“Why did economists not do a better job anticipating the crisis?” was the question everyone seemed to be asking as the global economy began to unravel last fall. The consensus seems to be that most economists not only failed to see the crisis coming but also were downright hostile to the few who argued that The Great Moderation—the era of economic stability brought about by modern banking system controls—wasn’t so great after all….

The fact is that most economists and business experts did not anticipate this economic regression, or its particular timing, with any great degree of specificity, despite the astute analysis of Larry Summers and a few other highly regarded theorists.

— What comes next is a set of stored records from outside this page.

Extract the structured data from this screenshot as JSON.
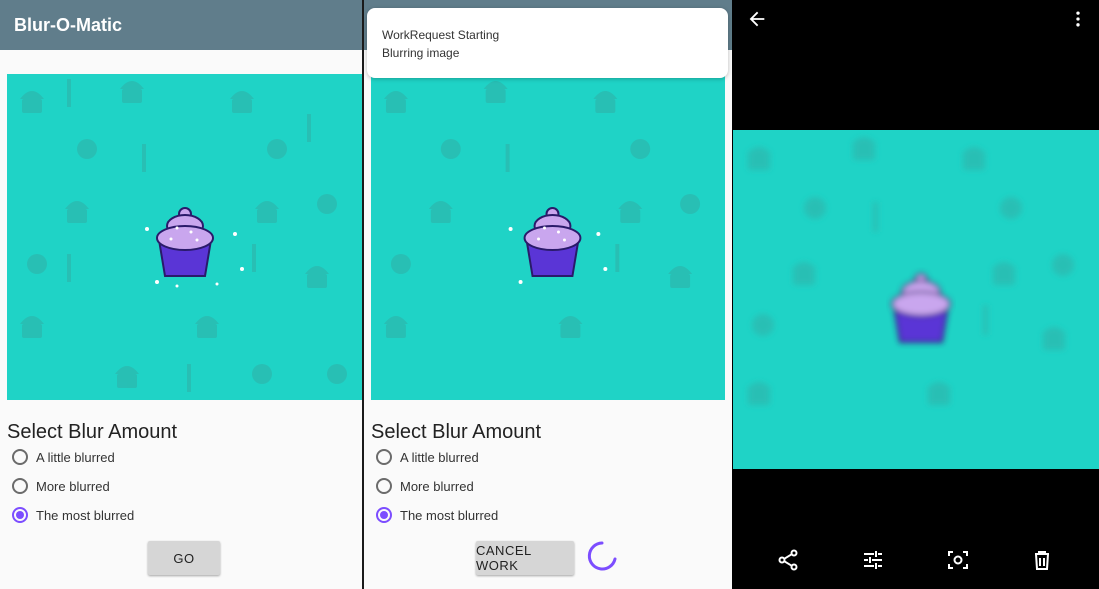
{
  "app": {
    "title": "Blur-O-Matic"
  },
  "blur_section": {
    "title": "Select Blur Amount",
    "options": [
      "A little blurred",
      "More blurred",
      "The most blurred"
    ],
    "selected_index": 2
  },
  "buttons": {
    "go": "GO",
    "cancel": "CANCEL WORK"
  },
  "notification": {
    "title": "WorkRequest Starting",
    "text": "Blurring image"
  },
  "colors": {
    "appbar": "#607d8b",
    "accent": "#7c4dff",
    "image_bg": "#1fd3c6"
  },
  "viewer": {
    "icons": [
      "back-arrow-icon",
      "overflow-menu-icon",
      "share-icon",
      "edit-icon",
      "lens-icon",
      "delete-icon"
    ]
  }
}
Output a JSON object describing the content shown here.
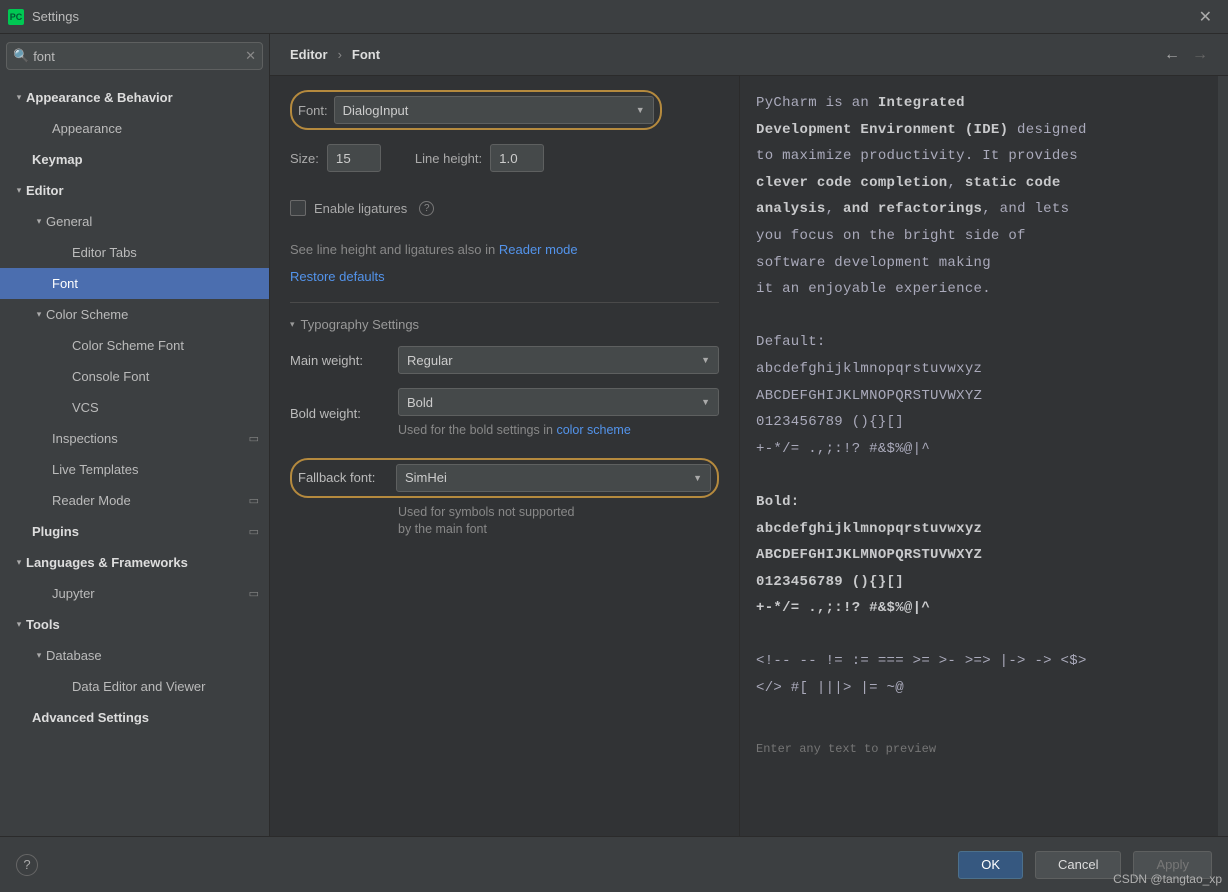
{
  "window": {
    "title": "Settings"
  },
  "search": {
    "value": "font"
  },
  "tree": {
    "appearance_behavior": "Appearance & Behavior",
    "appearance": "Appearance",
    "keymap": "Keymap",
    "editor": "Editor",
    "general": "General",
    "editor_tabs": "Editor Tabs",
    "font": "Font",
    "color_scheme": "Color Scheme",
    "color_scheme_font": "Color Scheme Font",
    "console_font": "Console Font",
    "vcs": "VCS",
    "inspections": "Inspections",
    "live_templates": "Live Templates",
    "reader_mode": "Reader Mode",
    "plugins": "Plugins",
    "languages_frameworks": "Languages & Frameworks",
    "jupyter": "Jupyter",
    "tools": "Tools",
    "database": "Database",
    "data_editor_viewer": "Data Editor and Viewer",
    "advanced_settings": "Advanced Settings"
  },
  "breadcrumb": {
    "a": "Editor",
    "b": "Font"
  },
  "form": {
    "font_label": "Font:",
    "font_value": "DialogInput",
    "size_label": "Size:",
    "size_value": "15",
    "lineheight_label": "Line height:",
    "lineheight_value": "1.0",
    "ligatures_label": "Enable ligatures",
    "reader_note_pre": "See line height and ligatures also in ",
    "reader_link": "Reader mode",
    "restore": "Restore defaults",
    "typography": "Typography Settings",
    "main_weight_label": "Main weight:",
    "main_weight_value": "Regular",
    "bold_weight_label": "Bold weight:",
    "bold_weight_value": "Bold",
    "bold_hint_pre": "Used for the bold settings in ",
    "bold_hint_link": "color scheme",
    "fallback_label": "Fallback font:",
    "fallback_value": "SimHei",
    "fallback_hint1": "Used for symbols not supported",
    "fallback_hint2": "by the main font"
  },
  "preview": {
    "l1a": "PyCharm is an ",
    "l1b": "Integrated",
    "l2a": "Development Environment (IDE)",
    "l2b": " designed",
    "l3": "to maximize productivity. It provides",
    "l4a": "clever code completion",
    "l4b": ", ",
    "l4c": "static code",
    "l5a": "analysis",
    "l5b": ", ",
    "l5c": "and refactorings",
    "l5d": ", and lets",
    "l6": "you focus on the bright side of",
    "l7": "software development making",
    "l8": "it an enjoyable experience.",
    "def": "Default:",
    "d1": "abcdefghijklmnopqrstuvwxyz",
    "d2": "ABCDEFGHIJKLMNOPQRSTUVWXYZ",
    "d3": " 0123456789 (){}[]",
    "d4": " +-*/= .,;:!? #&$%@|^",
    "bold": "Bold:",
    "b1": "abcdefghijklmnopqrstuvwxyz",
    "b2": "ABCDEFGHIJKLMNOPQRSTUVWXYZ",
    "b3": " 0123456789 (){}[]",
    "b4": " +-*/= .,;:!? #&$%@|^",
    "s1": "<!-- -- != := === >= >- >=> |-> -> <$>",
    "s2": "</> #[ |||> |= ~@",
    "placeholder": "Enter any text to preview"
  },
  "footer": {
    "ok": "OK",
    "cancel": "Cancel",
    "apply": "Apply"
  },
  "watermark": "CSDN @tangtao_xp"
}
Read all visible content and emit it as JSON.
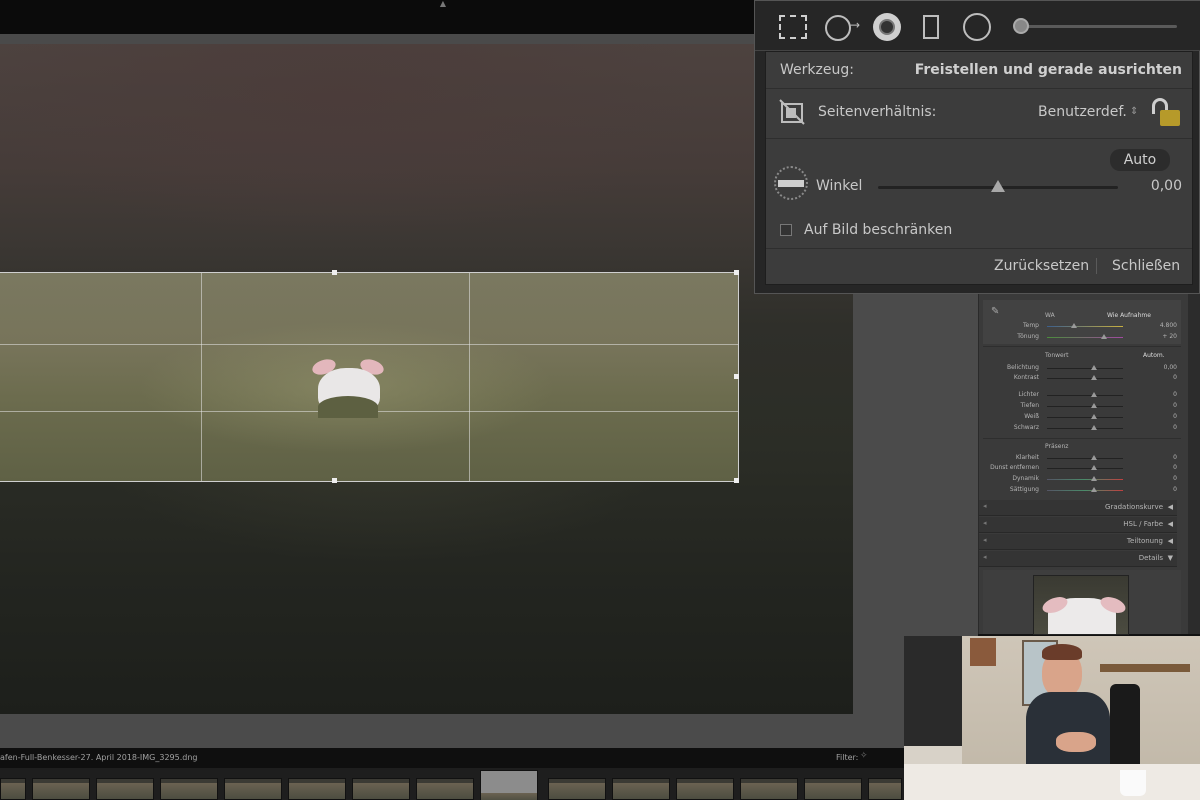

Economist James Galbraith estimated that, out of thousands of economists, perhaps only eight or 10 individuals really saw the crisis coming….

Leaving behind the issues of bias on the part of economists (which has already been discussed among intelligence officers, along many dimensions) and “group-think” because, again, we are deeply familiar with these pitfalls, six lessons from the economists’ experience seem to have unique applicability to what we, as intelligence professionals, do.

The six lessons are:

  • There are no easy, obvious, straightforward policy responses to the economic crisis.
  • We are overly sanguine about how close our information and intelligence sources approximate reality.
  • Traditional economic analysis has trouble dealing with human irrationality.
  • Timing is very different from analysis.
  • How we think about causality in the world has great bearing on the priorities we set as an intelligence service and as a nation.
  • The complexity of the modern world is overwhelming our existing intellectual and informational models.